# WORK INSTRUCTIONS:
Every line of the entries that holds the word "index" is to be copied.
**** ENTRIES PROVIDED ****
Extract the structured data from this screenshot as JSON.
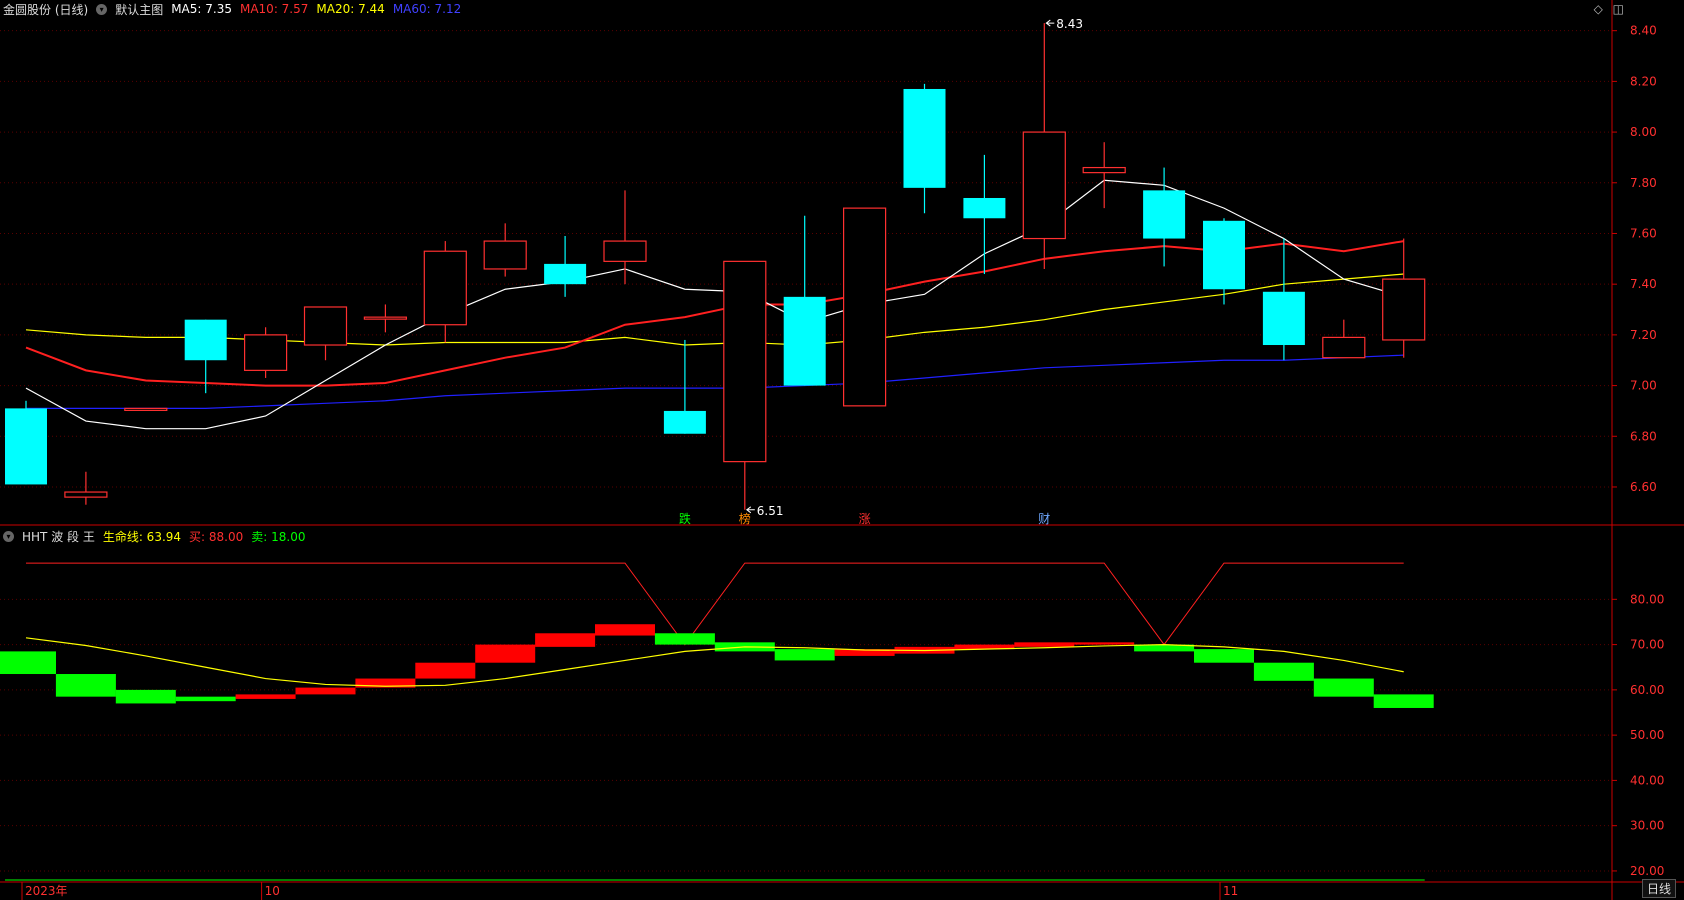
{
  "main_header": {
    "stock": "金圆股份 (日线)",
    "template": "默认主图",
    "ma5": "MA5: 7.35",
    "ma10": "MA10: 7.57",
    "ma20": "MA20: 7.44",
    "ma60": "MA60: 7.12"
  },
  "indicator_header": {
    "name": "HHT 波 段 王",
    "life": "生命线: 63.94",
    "buy": "买: 88.00",
    "sell": "卖: 18.00"
  },
  "colors": {
    "up": "#ff3030",
    "down": "#00ffff",
    "ma5": "#ffffff",
    "ma10": "#ff2020",
    "ma20": "#ffff00",
    "ma60": "#2020ff",
    "axis": "#cc0000",
    "buy_bar": "#ff0000",
    "sell_bar": "#00ff00"
  },
  "window_icons": [
    "diamond-icon",
    "panel-icon"
  ],
  "period_label": "日线",
  "chart_data": [
    {
      "type": "candlestick",
      "title": "金圆股份 (日线)",
      "ylim": [
        6.45,
        8.45
      ],
      "y_ticks": [
        "8.40",
        "8.20",
        "8.00",
        "7.80",
        "7.60",
        "7.40",
        "7.20",
        "7.00",
        "6.80",
        "6.60"
      ],
      "x_labels": [
        {
          "label": "2023年",
          "index": 0
        },
        {
          "label": "10",
          "index": 4
        },
        {
          "label": "11",
          "index": 20
        }
      ],
      "candles": [
        {
          "o": 6.91,
          "c": 6.61,
          "h": 6.94,
          "l": 6.61
        },
        {
          "o": 6.56,
          "c": 6.58,
          "h": 6.66,
          "l": 6.53
        },
        {
          "o": 6.91,
          "c": 6.91,
          "h": 6.91,
          "l": 6.91
        },
        {
          "o": 7.26,
          "c": 7.1,
          "h": 7.26,
          "l": 6.97
        },
        {
          "o": 7.06,
          "c": 7.2,
          "h": 7.23,
          "l": 7.03
        },
        {
          "o": 7.16,
          "c": 7.31,
          "h": 7.31,
          "l": 7.1
        },
        {
          "o": 7.27,
          "c": 7.27,
          "h": 7.32,
          "l": 7.21
        },
        {
          "o": 7.24,
          "c": 7.53,
          "h": 7.57,
          "l": 7.17
        },
        {
          "o": 7.46,
          "c": 7.57,
          "h": 7.64,
          "l": 7.43
        },
        {
          "o": 7.48,
          "c": 7.4,
          "h": 7.59,
          "l": 7.35
        },
        {
          "o": 7.49,
          "c": 7.57,
          "h": 7.77,
          "l": 7.4
        },
        {
          "o": 6.9,
          "c": 6.81,
          "h": 7.18,
          "l": 6.81
        },
        {
          "o": 6.7,
          "c": 7.49,
          "h": 7.49,
          "l": 6.51
        },
        {
          "o": 7.35,
          "c": 7.0,
          "h": 7.67,
          "l": 7.0
        },
        {
          "o": 6.92,
          "c": 7.7,
          "h": 7.7,
          "l": 6.92
        },
        {
          "o": 8.17,
          "c": 7.78,
          "h": 8.19,
          "l": 7.68
        },
        {
          "o": 7.74,
          "c": 7.66,
          "h": 7.91,
          "l": 7.44
        },
        {
          "o": 7.58,
          "c": 8.0,
          "h": 8.43,
          "l": 7.46
        },
        {
          "o": 7.84,
          "c": 7.86,
          "h": 7.96,
          "l": 7.7
        },
        {
          "o": 7.77,
          "c": 7.58,
          "h": 7.86,
          "l": 7.47
        },
        {
          "o": 7.65,
          "c": 7.38,
          "h": 7.66,
          "l": 7.32
        },
        {
          "o": 7.37,
          "c": 7.16,
          "h": 7.58,
          "l": 7.1
        },
        {
          "o": 7.11,
          "c": 7.19,
          "h": 7.26,
          "l": 7.11
        },
        {
          "o": 7.18,
          "c": 7.42,
          "h": 7.58,
          "l": 7.11
        }
      ],
      "ma5": [
        6.99,
        6.86,
        6.83,
        6.83,
        6.88,
        7.02,
        7.16,
        7.28,
        7.38,
        7.41,
        7.46,
        7.38,
        7.37,
        7.25,
        7.32,
        7.36,
        7.52,
        7.63,
        7.81,
        7.79,
        7.7,
        7.58,
        7.42,
        7.35
      ],
      "ma10": [
        7.15,
        7.06,
        7.02,
        7.01,
        7.0,
        7.0,
        7.01,
        7.06,
        7.11,
        7.15,
        7.24,
        7.27,
        7.32,
        7.32,
        7.36,
        7.41,
        7.45,
        7.5,
        7.53,
        7.55,
        7.53,
        7.56,
        7.53,
        7.57
      ],
      "ma20": [
        7.22,
        7.2,
        7.19,
        7.19,
        7.18,
        7.17,
        7.16,
        7.17,
        7.17,
        7.17,
        7.19,
        7.16,
        7.17,
        7.16,
        7.18,
        7.21,
        7.23,
        7.26,
        7.3,
        7.33,
        7.36,
        7.4,
        7.42,
        7.44
      ],
      "ma60": [
        6.91,
        6.91,
        6.91,
        6.91,
        6.92,
        6.93,
        6.94,
        6.96,
        6.97,
        6.98,
        6.99,
        6.99,
        6.99,
        7.0,
        7.01,
        7.03,
        7.05,
        7.07,
        7.08,
        7.09,
        7.1,
        7.1,
        7.11,
        7.12
      ],
      "annotations": [
        {
          "text": "8.43",
          "index": 17,
          "value": 8.43,
          "color": "#ffffff"
        },
        {
          "text": "6.51",
          "index": 12,
          "value": 6.51,
          "color": "#ffffff"
        }
      ],
      "event_markers": [
        {
          "text": "跌",
          "index": 11,
          "color": "#00ff00"
        },
        {
          "text": "榜",
          "index": 12,
          "color": "#ff8c00"
        },
        {
          "text": "涨",
          "index": 14,
          "color": "#ff3030"
        },
        {
          "text": "财",
          "index": 17,
          "color": "#6fa8ff"
        }
      ]
    },
    {
      "type": "indicator",
      "title": "HHT 波 段 王",
      "ylim": [
        18,
        92
      ],
      "y_ticks": [
        "80.00",
        "70.00",
        "60.00",
        "50.00",
        "40.00",
        "30.00",
        "20.00"
      ],
      "life_line": [
        71.5,
        69.8,
        67.5,
        65.0,
        62.5,
        61.2,
        60.8,
        61.0,
        62.5,
        64.5,
        66.5,
        68.5,
        69.5,
        69.3,
        68.8,
        68.7,
        69.0,
        69.3,
        69.7,
        70.0,
        69.5,
        68.5,
        66.5,
        64.0
      ],
      "buy_line": [
        88,
        88,
        88,
        88,
        88,
        88,
        88,
        88,
        88,
        88,
        88,
        70,
        88,
        88,
        88,
        88,
        88,
        88,
        88,
        70,
        88,
        88,
        88,
        88
      ],
      "bars": [
        {
          "color": "sell",
          "top": 68.5,
          "bottom": 63.5
        },
        {
          "color": "sell",
          "top": 63.5,
          "bottom": 58.5
        },
        {
          "color": "sell",
          "top": 60.0,
          "bottom": 57.0
        },
        {
          "color": "sell",
          "top": 58.5,
          "bottom": 57.5
        },
        {
          "color": "buy",
          "top": 59.0,
          "bottom": 58.0
        },
        {
          "color": "buy",
          "top": 60.5,
          "bottom": 59.0
        },
        {
          "color": "buy",
          "top": 62.5,
          "bottom": 60.5
        },
        {
          "color": "buy",
          "top": 66.0,
          "bottom": 62.5
        },
        {
          "color": "buy",
          "top": 70.0,
          "bottom": 66.0
        },
        {
          "color": "buy",
          "top": 72.5,
          "bottom": 69.5
        },
        {
          "color": "buy",
          "top": 74.5,
          "bottom": 72.0
        },
        {
          "color": "sell",
          "top": 72.5,
          "bottom": 70.0
        },
        {
          "color": "sell",
          "top": 70.5,
          "bottom": 68.5
        },
        {
          "color": "sell",
          "top": 69.0,
          "bottom": 66.5
        },
        {
          "color": "buy",
          "top": 69.0,
          "bottom": 67.5
        },
        {
          "color": "buy",
          "top": 69.5,
          "bottom": 68.0
        },
        {
          "color": "buy",
          "top": 70.0,
          "bottom": 69.0
        },
        {
          "color": "buy",
          "top": 70.5,
          "bottom": 69.5
        },
        {
          "color": "buy",
          "top": 70.5,
          "bottom": 70.0
        },
        {
          "color": "sell",
          "top": 70.0,
          "bottom": 68.5
        },
        {
          "color": "sell",
          "top": 69.0,
          "bottom": 66.0
        },
        {
          "color": "sell",
          "top": 66.0,
          "bottom": 62.0
        },
        {
          "color": "sell",
          "top": 62.5,
          "bottom": 58.5
        },
        {
          "color": "sell",
          "top": 59.0,
          "bottom": 56.0
        }
      ],
      "sell_line_value": 18
    }
  ]
}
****
# RESPONSE BOX:
          "index": 0
          "index": 4
          "index": 20
          "index": 17,
          "index": 12,
          "index": 11,
          "index": 12,
          "index": 14,
          "index": 17,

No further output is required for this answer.